Background: As high-speed computers and sophisticated software packages for data linkage become increasingly available, investigators from nearly every arena are creating massive databases for epidemiologic and comparative effectiveness research (CER). Decisions made during database construction have a major impact on the accuracy and completeness of the data. Considering their potential use in informing health-care decisions, it is vital that we increase transparency of these data, including a thorough understanding of the record linkage strategy implemented and an evaluation of linked and unlinked records so that potential biases can be addressed.
Methods: Our target population included infants born to Florida-resident women from January 1, 1998 through December 31, 2009 with a valid birth certificate record. We used a stepwise deterministic record linkage strategy to link to any and all inpatient, ambulatory, and emergency department hospital visits from birth through December 31, 2010, and to identify deaths that occurred within the first year of life. Thus, each infant was followed up for at least 1 year after birth or until death, up to a maximum of 13 years. We investigated linkage rates and associations between linked status (linked vs unlinked) and a host of maternal and infant demographic and reproductive characteristics, all extracted from the birth certificate files. Bivariate county-level maps were created to describe the impact of both maternal race/ethnicity and maternal nativity on the geographic variation in linkage rates.
Results: During the 13-year study period, there were 2,549,738 birth certificate records for infants born alive to Florida resident women, and with no indication of an adoption. We were able to link 2,347,738 (92.1 percent) birth certificate records to an infant birth hospitalization record. The highest crude unlinked rates were seen among infants who died during their first year of life (35.9 percent), births in which the documented principal source of payment was "self-pay" (28.1 percent), and infants born to mothers with less than a ninth-grade education (26.0 percent), who were foreign-born (12.9 percent), and who self-identified as Hispanic (12.8 percent). After adjusting for other related and potentially confounding variables, several of these infant and maternal characteristics were associated with increased odds of failure to link infant birth records.

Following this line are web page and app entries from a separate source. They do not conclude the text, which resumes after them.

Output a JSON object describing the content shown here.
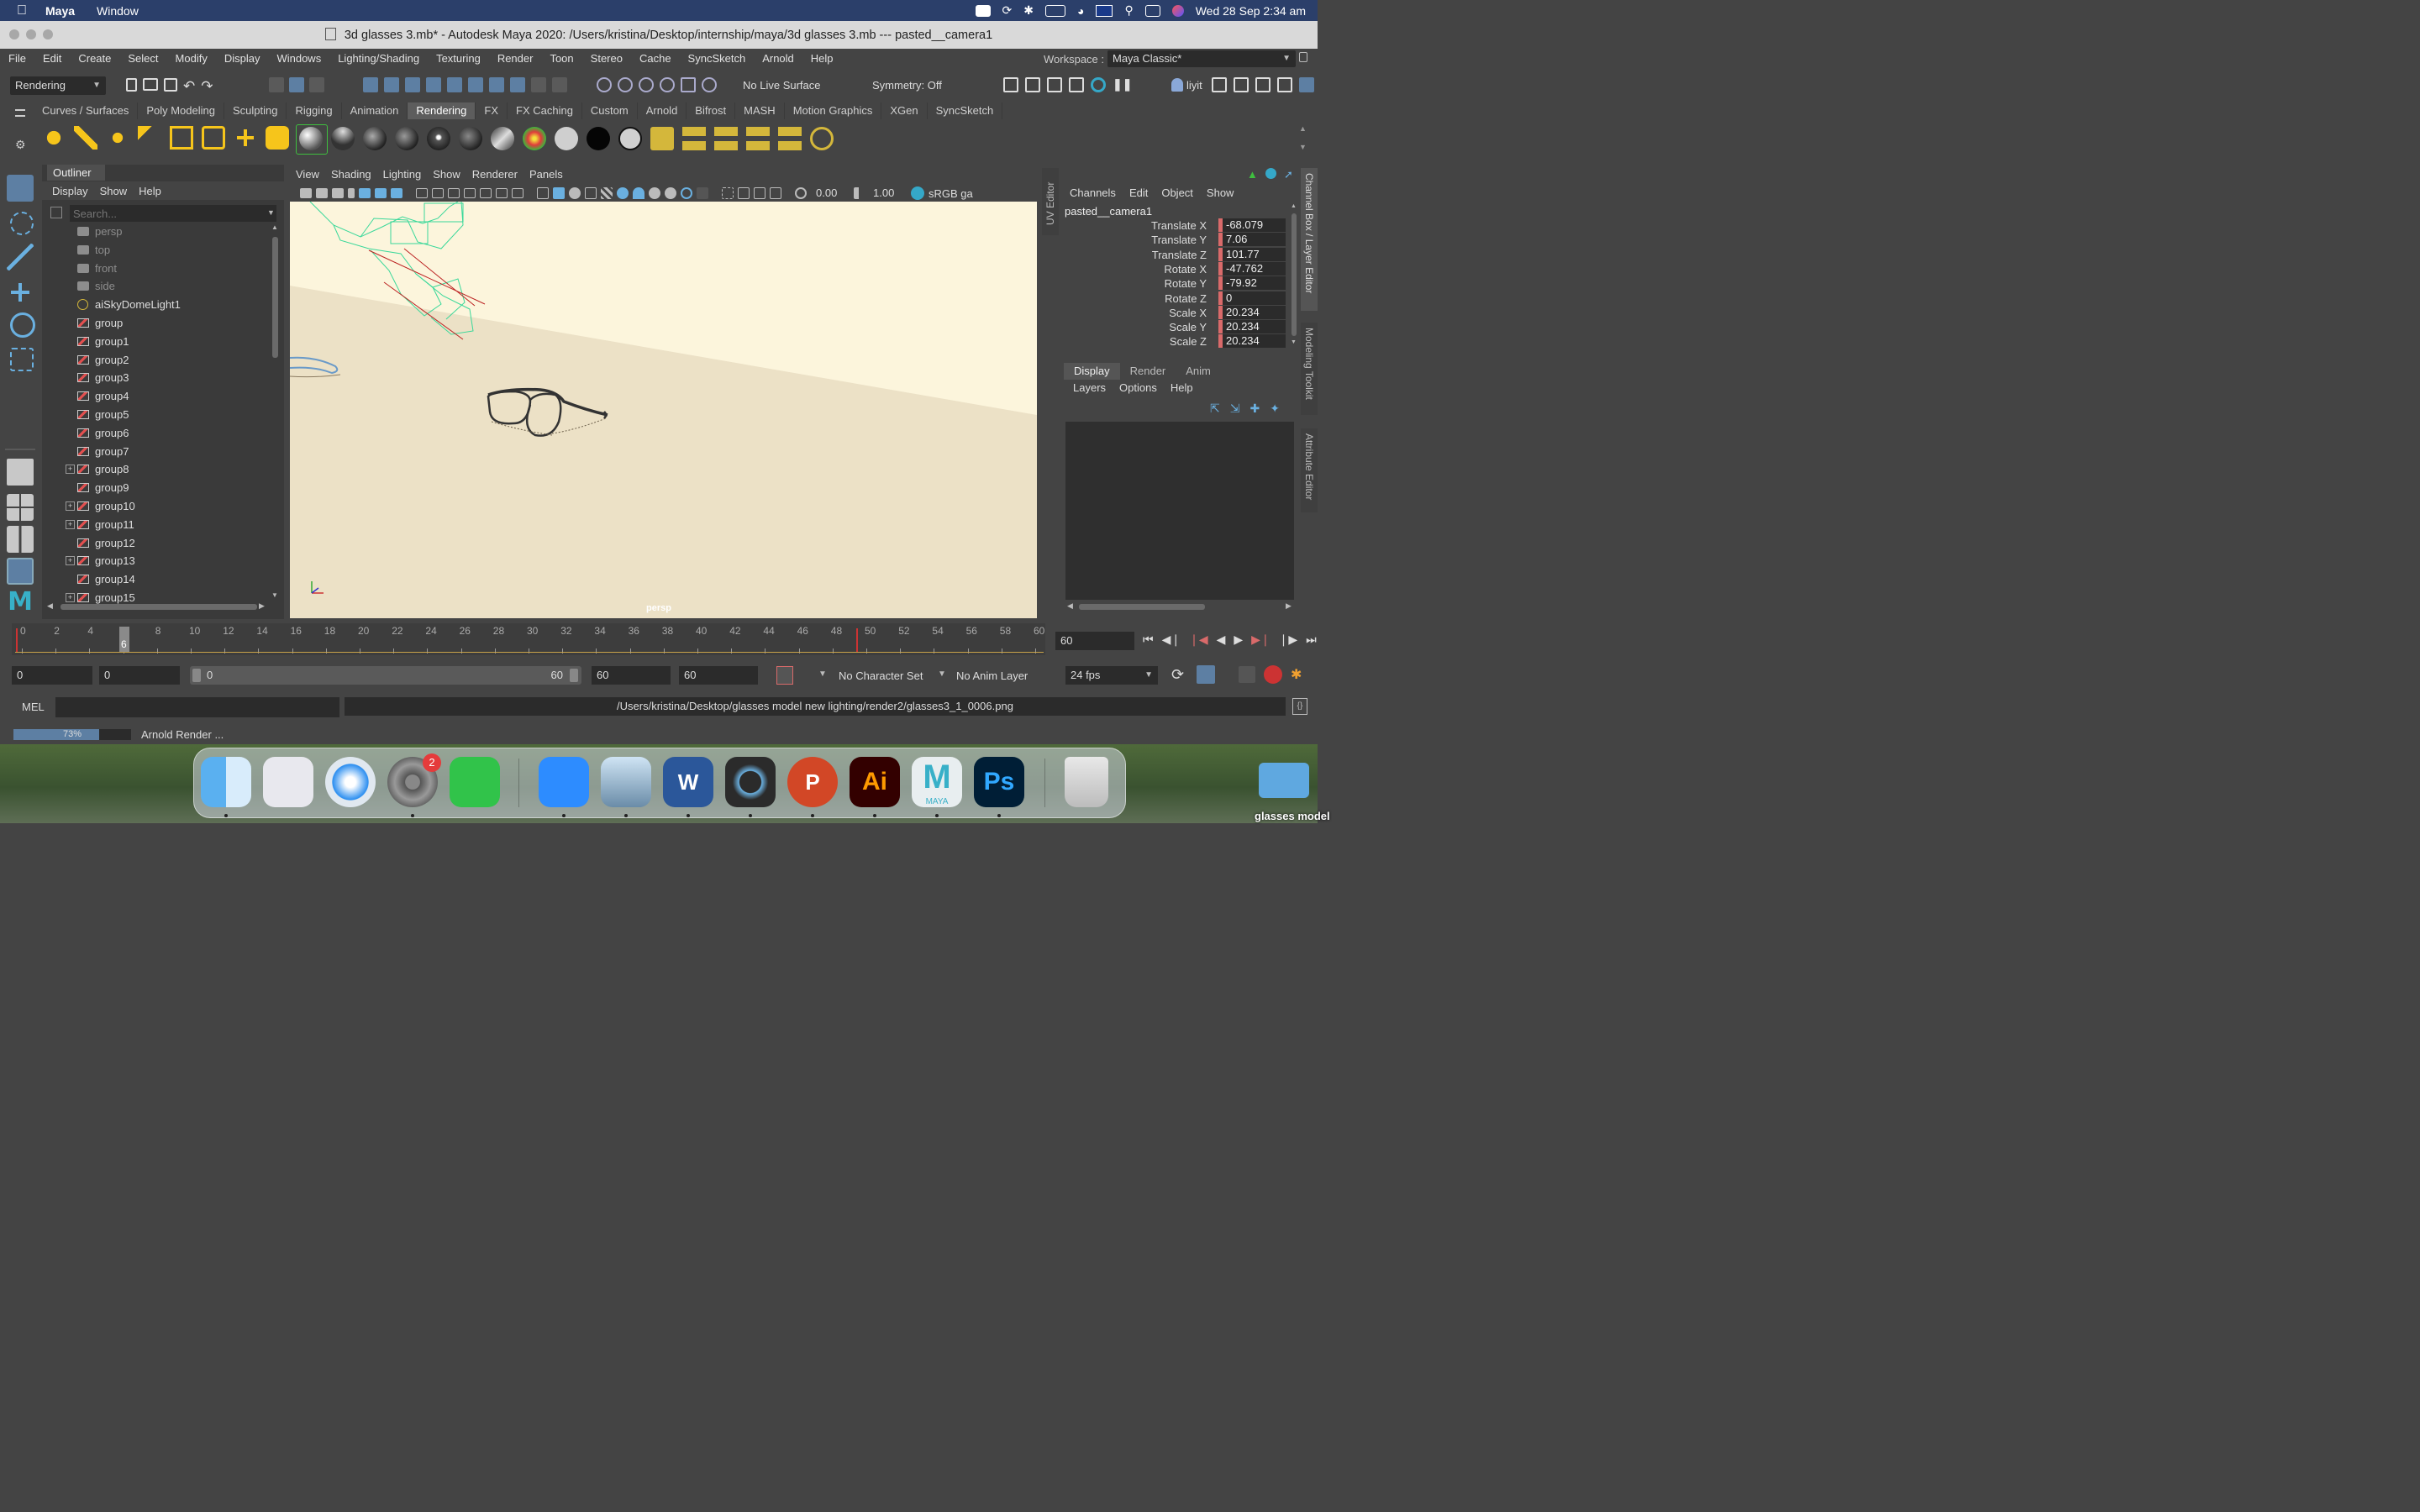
{
  "colors": {
    "menubar": "#2b3f6a",
    "panel": "#444444",
    "field": "#2b2b2b",
    "viewport_bg": "#f1e8d0",
    "highlight": "#5d7fa3",
    "keyed_red": "#d96a6a"
  },
  "mac_menubar": {
    "app": "Maya",
    "items": [
      "Window"
    ],
    "clock": "Wed 28 Sep  2:34 am"
  },
  "window": {
    "title": "3d glasses 3.mb* - Autodesk Maya 2020: /Users/kristina/Desktop/internship/maya/3d glasses 3.mb   ---   pasted__camera1"
  },
  "menus": [
    "File",
    "Edit",
    "Create",
    "Select",
    "Modify",
    "Display",
    "Windows",
    "Lighting/Shading",
    "Texturing",
    "Render",
    "Toon",
    "Stereo",
    "Cache",
    "SyncSketch",
    "Arnold",
    "Help"
  ],
  "workspace": {
    "label": "Workspace :",
    "value": "Maya Classic*"
  },
  "statusline": {
    "mode": "Rendering",
    "live_surface": "No Live Surface",
    "symmetry": "Symmetry: Off",
    "user": "liyit"
  },
  "shelf_tabs": [
    "Curves / Surfaces",
    "Poly Modeling",
    "Sculpting",
    "Rigging",
    "Animation",
    "Rendering",
    "FX",
    "FX Caching",
    "Custom",
    "Arnold",
    "Bifrost",
    "MASH",
    "Motion Graphics",
    "XGen",
    "SyncSketch"
  ],
  "shelf_active": "Rendering",
  "outliner": {
    "title": "Outliner",
    "menus": [
      "Display",
      "Show",
      "Help"
    ],
    "search_placeholder": "Search...",
    "items": [
      {
        "name": "persp",
        "type": "camera",
        "dim": true
      },
      {
        "name": "top",
        "type": "camera",
        "dim": true
      },
      {
        "name": "front",
        "type": "camera",
        "dim": true
      },
      {
        "name": "side",
        "type": "camera",
        "dim": true
      },
      {
        "name": "aiSkyDomeLight1",
        "type": "light"
      },
      {
        "name": "group",
        "type": "group"
      },
      {
        "name": "group1",
        "type": "group"
      },
      {
        "name": "group2",
        "type": "group"
      },
      {
        "name": "group3",
        "type": "group"
      },
      {
        "name": "group4",
        "type": "group"
      },
      {
        "name": "group5",
        "type": "group"
      },
      {
        "name": "group6",
        "type": "group"
      },
      {
        "name": "group7",
        "type": "group"
      },
      {
        "name": "group8",
        "type": "group",
        "expandable": true
      },
      {
        "name": "group9",
        "type": "group"
      },
      {
        "name": "group10",
        "type": "group",
        "expandable": true
      },
      {
        "name": "group11",
        "type": "group",
        "expandable": true
      },
      {
        "name": "group12",
        "type": "group"
      },
      {
        "name": "group13",
        "type": "group",
        "expandable": true
      },
      {
        "name": "group14",
        "type": "group"
      },
      {
        "name": "group15",
        "type": "group",
        "expandable": true
      }
    ]
  },
  "viewport": {
    "menus": [
      "View",
      "Shading",
      "Lighting",
      "Show",
      "Renderer",
      "Panels"
    ],
    "exposure": "0.00",
    "gamma": "1.00",
    "color_space": "sRGB ga",
    "camera_label": "persp"
  },
  "side_tabs": {
    "uv_editor": "UV Editor",
    "channel_box": "Channel Box / Layer Editor",
    "modeling_toolkit": "Modeling Toolkit",
    "attribute_editor": "Attribute Editor"
  },
  "channel_box": {
    "menus": [
      "Channels",
      "Edit",
      "Object",
      "Show"
    ],
    "object": "pasted__camera1",
    "channels": [
      {
        "name": "Translate X",
        "value": "-68.079"
      },
      {
        "name": "Translate Y",
        "value": "7.06"
      },
      {
        "name": "Translate Z",
        "value": "101.77"
      },
      {
        "name": "Rotate X",
        "value": "-47.762"
      },
      {
        "name": "Rotate Y",
        "value": "-79.92"
      },
      {
        "name": "Rotate Z",
        "value": "0"
      },
      {
        "name": "Scale X",
        "value": "20.234"
      },
      {
        "name": "Scale Y",
        "value": "20.234"
      },
      {
        "name": "Scale Z",
        "value": "20.234"
      }
    ]
  },
  "layer_editor": {
    "tabs": [
      "Display",
      "Render",
      "Anim"
    ],
    "menus": [
      "Layers",
      "Options",
      "Help"
    ]
  },
  "timeline": {
    "ticks": [
      "0",
      "2",
      "4",
      "6",
      "8",
      "10",
      "12",
      "14",
      "16",
      "18",
      "20",
      "22",
      "24",
      "26",
      "28",
      "30",
      "32",
      "34",
      "36",
      "38",
      "40",
      "42",
      "44",
      "46",
      "48",
      "50",
      "52",
      "54",
      "56",
      "58",
      "60"
    ],
    "current_frame": "6",
    "frame_field": "60"
  },
  "range": {
    "start": "0",
    "anim_start": "0",
    "slider_start": "0",
    "slider_end": "60",
    "end": "60",
    "anim_end": "60",
    "character_set": "No Character Set",
    "anim_layer": "No Anim Layer",
    "fps": "24 fps"
  },
  "command": {
    "lang": "MEL",
    "output": "/Users/kristina/Desktop/glasses model new lighting/render2/glasses3_1_0006.png"
  },
  "help": {
    "progress_percent": 73,
    "progress_label": "73%",
    "status": "Arnold Render ..."
  },
  "dock": {
    "apps": [
      "Finder",
      "Launchpad",
      "Safari",
      "System Preferences",
      "WeChat",
      "Zoom",
      "Preview",
      "Word",
      "QuickTime",
      "PowerPoint",
      "Illustrator",
      "Maya",
      "Photoshop",
      "Trash"
    ],
    "badge": "2",
    "ai_label": "Ai",
    "ps_label": "Ps",
    "maya_label": "MAYA",
    "word_label": "W",
    "ppt_label": "P"
  },
  "desktop_file": "glasses model"
}
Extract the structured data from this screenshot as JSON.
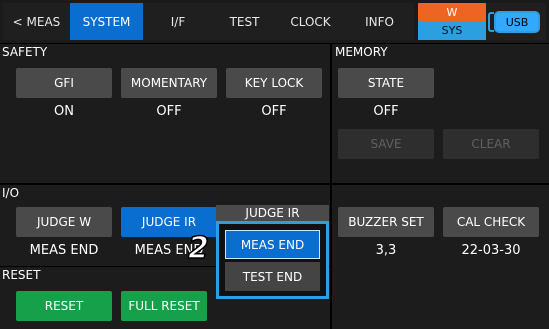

Conclusion: Using a stepwise deterministic linkage approach, we achieved a high linkage rate of several data sources, and produced a reliable, multipurpose database that can be used for observational, comparative effectiveness, and health services research in maternal and child health (MCH) populations. Our findings underscore the importance of evaluating routinely collected health data and increasing clarity regarding the strengths and limitations of linked electronic data sources. The resultant database will be of immense utility to researchers, health planners, and policy makers as well as other stakeholders interested in MCH outcome studies.